The City of Sudbury commissioned MTA to undertake a Feasibility Study that would determine a cultural/recreational facility that would increase community amenities and tourism revenues for Sudbury. At the time, Sudbury had no idea what the attraction could or should be, they only knew that they needed something to boost a flagging local economy.
Science North is a core museum which links other educational, cultural, and recreational centres in Northern Ontario. The facility provides an exciting overview of the world of science. The project includes a main exhibit building and theatre, linked by a tunnel carved through rock, and an entrance building. Science North is sited in a six-hectare (15 acre) park with a wharf, beach, outdoor pavilions, and parking.
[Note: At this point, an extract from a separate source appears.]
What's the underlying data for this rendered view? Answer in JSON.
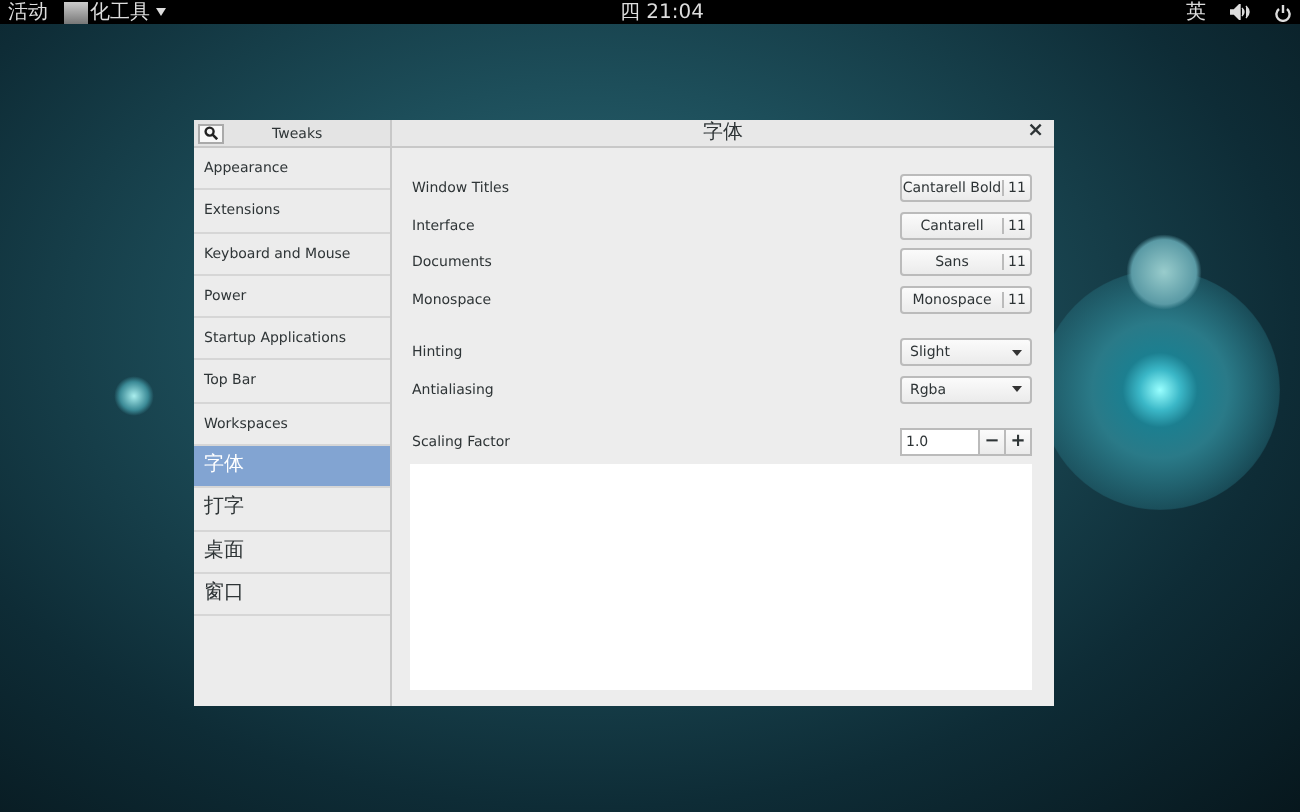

MTA looked to the ‘Spirit of Place’ and realized that the true richness of the area lay in its geology: the controversial two-billion-year-old Sudbury Basin. Therefore, geology became the starting point of the design for Science North.
MTA created not only the design for a new museum, but an entire Business/Marketing/Exhibition plan that would ensure operational sustainability of a remote facility. Self-esteem was the unexpected by-product of the community’s direct involvement in the design and construction processes: The residents embraced the snowflake as a metaphor for the Centre, and unemployed miners, who were on strike at the time, were engaged for the excavation work.
In 1991 MTA designed a 67,000 SF addition to Science North including a new entrance in the form of a water link. To this day, Science North draws steady crowds of tourists, sustaining the community with ongoing related revenue generation, and is a facility that has put Sudbury on the international map.
Regional Municipality of Sudbury
Raymond Moriyama, Partner-in-Charge
Anson Finlay, Project Architect
Governor General’s Medal for Architecture, 1986